Good morning Everyone!
Have you ever thought about the possibilities inherent in a blank page? Every single book ever written began with one, even the Bible. A page is anything that is written upon, physically or electronically, which includes all medium from leather hides, cuneiform clay tablets, papyrus, paper, computer screens and napkins and paper towels (for those of us like me who are organizationally challenged and can’t find paper all the time when they need it.)
A blank page can be intimidating, especially when a deadline is looming. It stares back at you, unblinking, demanding that something be written on it. At my work, it usually is demanding that something be written on it quickly, with accurate legal citations, and adequate evidence to prove my point. When I am just writing, as I am now, sometimes it gives me a softer, gentler stare, reminding me that I can write about anything that I want, and sometimes the stare challenges me, telling me I can do better and it’s time to start writing.
A blank page can be comforting. Each one is a new start, a new opportunity, a chance to write something that no one has every written before. With each one, the possibility exists that the magic inherent in the written word will strike, and that elusive combination of words that goes straight to the hearts of others and makes them laugh or cry or think, that makes those particular words matter and live on past the immediate moment of their writing will be formed.
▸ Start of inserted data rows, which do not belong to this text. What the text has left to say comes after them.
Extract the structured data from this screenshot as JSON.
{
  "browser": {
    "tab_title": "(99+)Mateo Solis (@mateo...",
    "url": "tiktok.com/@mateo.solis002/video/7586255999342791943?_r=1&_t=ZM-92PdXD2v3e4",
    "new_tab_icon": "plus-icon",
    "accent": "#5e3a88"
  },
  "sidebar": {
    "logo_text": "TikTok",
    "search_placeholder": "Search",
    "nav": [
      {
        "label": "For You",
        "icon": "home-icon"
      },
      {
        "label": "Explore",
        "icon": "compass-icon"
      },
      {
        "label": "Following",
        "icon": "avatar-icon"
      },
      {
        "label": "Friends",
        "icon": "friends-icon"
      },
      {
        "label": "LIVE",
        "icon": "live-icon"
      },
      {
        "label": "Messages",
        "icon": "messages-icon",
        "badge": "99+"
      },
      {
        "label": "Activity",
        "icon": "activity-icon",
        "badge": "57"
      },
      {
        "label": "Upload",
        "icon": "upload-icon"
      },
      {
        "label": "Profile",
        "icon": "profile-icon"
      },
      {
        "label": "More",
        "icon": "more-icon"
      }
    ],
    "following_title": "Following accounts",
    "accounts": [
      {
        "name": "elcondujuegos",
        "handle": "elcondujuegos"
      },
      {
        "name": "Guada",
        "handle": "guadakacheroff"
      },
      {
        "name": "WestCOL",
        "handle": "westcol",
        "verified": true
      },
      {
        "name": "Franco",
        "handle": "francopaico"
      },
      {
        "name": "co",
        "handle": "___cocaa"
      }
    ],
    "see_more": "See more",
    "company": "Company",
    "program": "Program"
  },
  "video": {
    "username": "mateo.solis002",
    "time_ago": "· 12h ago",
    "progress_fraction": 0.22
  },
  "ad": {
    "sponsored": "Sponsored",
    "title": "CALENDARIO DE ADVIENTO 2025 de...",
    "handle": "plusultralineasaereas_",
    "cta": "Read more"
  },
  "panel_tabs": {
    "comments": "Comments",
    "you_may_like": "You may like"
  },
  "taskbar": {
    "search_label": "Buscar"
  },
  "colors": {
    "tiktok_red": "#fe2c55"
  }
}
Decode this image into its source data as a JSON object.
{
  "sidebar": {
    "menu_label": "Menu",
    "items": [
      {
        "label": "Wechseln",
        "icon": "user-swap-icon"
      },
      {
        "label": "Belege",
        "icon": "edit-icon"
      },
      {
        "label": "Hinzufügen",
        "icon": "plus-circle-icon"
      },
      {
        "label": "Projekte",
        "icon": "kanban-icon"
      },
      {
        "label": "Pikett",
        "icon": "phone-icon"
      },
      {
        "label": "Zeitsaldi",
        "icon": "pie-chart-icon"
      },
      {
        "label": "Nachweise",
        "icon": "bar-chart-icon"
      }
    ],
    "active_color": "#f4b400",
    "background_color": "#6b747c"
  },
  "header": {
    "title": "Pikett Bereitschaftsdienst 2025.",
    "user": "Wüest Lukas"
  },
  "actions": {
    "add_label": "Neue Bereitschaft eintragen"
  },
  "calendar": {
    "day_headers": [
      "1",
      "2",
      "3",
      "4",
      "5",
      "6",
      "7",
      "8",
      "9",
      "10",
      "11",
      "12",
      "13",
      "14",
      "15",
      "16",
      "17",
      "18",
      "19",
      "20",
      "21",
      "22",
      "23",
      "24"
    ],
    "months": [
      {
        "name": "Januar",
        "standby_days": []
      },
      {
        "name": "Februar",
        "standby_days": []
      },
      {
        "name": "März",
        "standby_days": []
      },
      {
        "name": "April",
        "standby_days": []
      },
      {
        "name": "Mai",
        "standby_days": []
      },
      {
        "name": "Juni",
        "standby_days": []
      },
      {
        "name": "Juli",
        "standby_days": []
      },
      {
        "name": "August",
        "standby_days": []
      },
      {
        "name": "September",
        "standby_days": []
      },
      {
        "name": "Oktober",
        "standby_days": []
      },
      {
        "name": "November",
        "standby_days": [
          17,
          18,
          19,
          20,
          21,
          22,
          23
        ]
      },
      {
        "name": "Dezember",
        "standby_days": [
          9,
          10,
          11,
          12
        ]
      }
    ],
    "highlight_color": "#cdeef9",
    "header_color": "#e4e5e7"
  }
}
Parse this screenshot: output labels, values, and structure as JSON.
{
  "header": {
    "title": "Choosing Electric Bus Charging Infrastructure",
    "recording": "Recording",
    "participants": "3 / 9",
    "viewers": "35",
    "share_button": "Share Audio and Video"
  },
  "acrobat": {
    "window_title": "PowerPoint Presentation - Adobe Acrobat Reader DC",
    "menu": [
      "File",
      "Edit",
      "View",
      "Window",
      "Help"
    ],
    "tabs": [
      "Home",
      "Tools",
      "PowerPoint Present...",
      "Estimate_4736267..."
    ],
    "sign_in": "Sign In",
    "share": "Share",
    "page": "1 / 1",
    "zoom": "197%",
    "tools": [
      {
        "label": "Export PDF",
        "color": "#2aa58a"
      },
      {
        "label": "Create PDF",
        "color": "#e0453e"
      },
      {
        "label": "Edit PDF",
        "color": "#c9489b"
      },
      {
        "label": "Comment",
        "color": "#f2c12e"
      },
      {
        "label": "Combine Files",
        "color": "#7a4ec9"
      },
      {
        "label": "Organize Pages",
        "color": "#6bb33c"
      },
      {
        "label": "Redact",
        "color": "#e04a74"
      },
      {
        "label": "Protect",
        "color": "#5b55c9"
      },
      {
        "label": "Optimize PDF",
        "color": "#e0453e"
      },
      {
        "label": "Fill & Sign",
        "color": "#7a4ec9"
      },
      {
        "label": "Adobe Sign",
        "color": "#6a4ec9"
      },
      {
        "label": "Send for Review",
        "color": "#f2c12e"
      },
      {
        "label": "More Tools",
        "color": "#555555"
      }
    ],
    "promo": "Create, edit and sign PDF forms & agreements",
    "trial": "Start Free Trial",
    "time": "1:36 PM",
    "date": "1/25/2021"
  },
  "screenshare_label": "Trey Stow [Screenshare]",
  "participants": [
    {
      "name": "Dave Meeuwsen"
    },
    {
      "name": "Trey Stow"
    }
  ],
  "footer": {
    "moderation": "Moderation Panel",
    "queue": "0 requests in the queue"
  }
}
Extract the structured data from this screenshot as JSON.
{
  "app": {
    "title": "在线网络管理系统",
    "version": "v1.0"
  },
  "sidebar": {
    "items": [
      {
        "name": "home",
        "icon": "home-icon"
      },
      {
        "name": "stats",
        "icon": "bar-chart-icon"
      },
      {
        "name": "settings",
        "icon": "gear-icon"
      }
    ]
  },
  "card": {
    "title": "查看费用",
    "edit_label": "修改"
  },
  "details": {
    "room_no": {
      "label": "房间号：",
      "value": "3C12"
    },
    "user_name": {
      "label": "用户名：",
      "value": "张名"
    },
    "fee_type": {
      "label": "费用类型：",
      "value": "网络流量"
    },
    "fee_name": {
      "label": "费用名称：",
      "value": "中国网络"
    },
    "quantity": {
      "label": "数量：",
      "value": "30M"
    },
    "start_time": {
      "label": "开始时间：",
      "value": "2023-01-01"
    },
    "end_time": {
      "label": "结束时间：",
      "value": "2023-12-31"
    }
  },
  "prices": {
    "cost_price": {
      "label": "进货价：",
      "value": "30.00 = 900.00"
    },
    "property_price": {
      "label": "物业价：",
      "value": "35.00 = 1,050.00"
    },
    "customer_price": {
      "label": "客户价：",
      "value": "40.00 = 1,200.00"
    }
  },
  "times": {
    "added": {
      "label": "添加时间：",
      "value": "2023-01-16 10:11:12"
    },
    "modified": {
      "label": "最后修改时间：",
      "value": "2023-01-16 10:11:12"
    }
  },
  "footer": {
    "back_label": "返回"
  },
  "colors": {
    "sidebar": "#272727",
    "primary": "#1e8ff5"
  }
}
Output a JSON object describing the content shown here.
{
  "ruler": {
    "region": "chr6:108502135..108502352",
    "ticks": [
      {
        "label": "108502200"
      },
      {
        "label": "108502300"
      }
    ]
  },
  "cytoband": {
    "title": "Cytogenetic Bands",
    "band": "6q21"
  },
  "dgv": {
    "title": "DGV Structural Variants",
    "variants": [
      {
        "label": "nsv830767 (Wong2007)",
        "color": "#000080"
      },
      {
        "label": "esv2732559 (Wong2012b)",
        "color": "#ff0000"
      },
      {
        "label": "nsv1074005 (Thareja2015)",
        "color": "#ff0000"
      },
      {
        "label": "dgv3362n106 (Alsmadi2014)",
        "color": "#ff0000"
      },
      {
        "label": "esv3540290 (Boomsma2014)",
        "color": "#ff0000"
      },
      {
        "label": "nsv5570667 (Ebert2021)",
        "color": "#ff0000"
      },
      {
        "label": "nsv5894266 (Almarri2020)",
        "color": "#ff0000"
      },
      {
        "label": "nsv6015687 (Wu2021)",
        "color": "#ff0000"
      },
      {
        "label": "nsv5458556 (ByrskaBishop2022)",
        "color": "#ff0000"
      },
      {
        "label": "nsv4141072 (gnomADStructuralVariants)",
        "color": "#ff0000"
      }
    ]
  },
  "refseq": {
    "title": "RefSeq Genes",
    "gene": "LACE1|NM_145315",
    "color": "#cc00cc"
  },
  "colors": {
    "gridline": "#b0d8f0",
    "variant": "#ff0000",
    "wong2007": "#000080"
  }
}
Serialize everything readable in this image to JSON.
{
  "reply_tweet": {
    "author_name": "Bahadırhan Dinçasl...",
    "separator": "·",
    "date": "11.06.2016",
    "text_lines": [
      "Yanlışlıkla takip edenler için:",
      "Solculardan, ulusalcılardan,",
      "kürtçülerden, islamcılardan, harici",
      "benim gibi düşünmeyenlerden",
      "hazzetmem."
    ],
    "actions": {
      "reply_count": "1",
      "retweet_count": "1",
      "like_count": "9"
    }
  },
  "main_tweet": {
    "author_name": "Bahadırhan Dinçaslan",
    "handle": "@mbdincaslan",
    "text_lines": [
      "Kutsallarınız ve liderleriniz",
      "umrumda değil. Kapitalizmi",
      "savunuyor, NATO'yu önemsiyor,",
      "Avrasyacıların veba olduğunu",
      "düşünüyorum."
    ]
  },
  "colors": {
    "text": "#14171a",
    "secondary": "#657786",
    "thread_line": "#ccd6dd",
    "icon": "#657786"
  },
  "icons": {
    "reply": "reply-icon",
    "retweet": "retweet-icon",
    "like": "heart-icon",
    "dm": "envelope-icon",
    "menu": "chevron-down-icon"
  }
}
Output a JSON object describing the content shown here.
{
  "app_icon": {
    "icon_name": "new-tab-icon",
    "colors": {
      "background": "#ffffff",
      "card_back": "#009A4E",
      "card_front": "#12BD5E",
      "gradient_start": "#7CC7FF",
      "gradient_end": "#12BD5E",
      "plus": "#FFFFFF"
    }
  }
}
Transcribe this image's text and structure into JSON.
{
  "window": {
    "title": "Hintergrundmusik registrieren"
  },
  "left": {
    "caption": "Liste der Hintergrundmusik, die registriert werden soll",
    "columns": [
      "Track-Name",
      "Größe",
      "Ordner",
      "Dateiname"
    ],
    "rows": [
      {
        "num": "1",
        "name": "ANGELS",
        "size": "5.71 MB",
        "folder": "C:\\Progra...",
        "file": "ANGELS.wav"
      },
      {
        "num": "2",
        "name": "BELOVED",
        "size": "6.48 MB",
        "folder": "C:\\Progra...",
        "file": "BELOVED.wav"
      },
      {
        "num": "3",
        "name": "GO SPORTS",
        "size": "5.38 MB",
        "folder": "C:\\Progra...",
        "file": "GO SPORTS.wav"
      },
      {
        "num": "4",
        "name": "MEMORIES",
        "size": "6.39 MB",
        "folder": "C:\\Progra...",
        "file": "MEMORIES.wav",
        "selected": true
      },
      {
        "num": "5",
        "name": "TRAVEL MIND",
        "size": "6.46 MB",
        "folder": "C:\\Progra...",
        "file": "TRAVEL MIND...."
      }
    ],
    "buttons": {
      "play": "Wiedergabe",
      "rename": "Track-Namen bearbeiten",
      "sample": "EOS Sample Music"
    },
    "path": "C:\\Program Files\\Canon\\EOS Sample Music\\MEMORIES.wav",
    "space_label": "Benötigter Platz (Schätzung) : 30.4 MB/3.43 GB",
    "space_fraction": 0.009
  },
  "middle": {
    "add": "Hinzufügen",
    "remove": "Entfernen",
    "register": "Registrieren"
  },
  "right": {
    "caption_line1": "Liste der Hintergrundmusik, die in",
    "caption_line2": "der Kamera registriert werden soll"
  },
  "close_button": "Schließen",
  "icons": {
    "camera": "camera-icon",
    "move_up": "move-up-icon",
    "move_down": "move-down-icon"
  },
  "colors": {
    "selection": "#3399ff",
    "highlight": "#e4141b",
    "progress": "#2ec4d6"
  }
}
A blank page is both malleable, and inflexible. A blank page, once I write on it, will let me erase the words I have previously written and start over again, if I need to, (with the exception of leather hides and cuneiform clay tablets; that’s more complicated) but I always reach a point where I am locked in to what I have written, and the story or brief acquires a life of its own.
I think that’s one reason that children are fascinating. At the very beginning, they seem to be a blank page as well, but a blank page that, as it grows, like any good story, takes on a life of its own. I have noticed that with Kayla. While I see her growing into being her own wonderful person, I can see traits that mirror traits that Mark or I have, both good and bad. She can be very flexible, at times, and absolutely intransigent (I can’t imagine where that stubbornness comes from! Family members, no laughing please) at others. She has been participating in writing her own story from the blank page that she started as, and as both a writer and a watcher of it, I can’t wait to see how it turns out!
Have a great day everyone!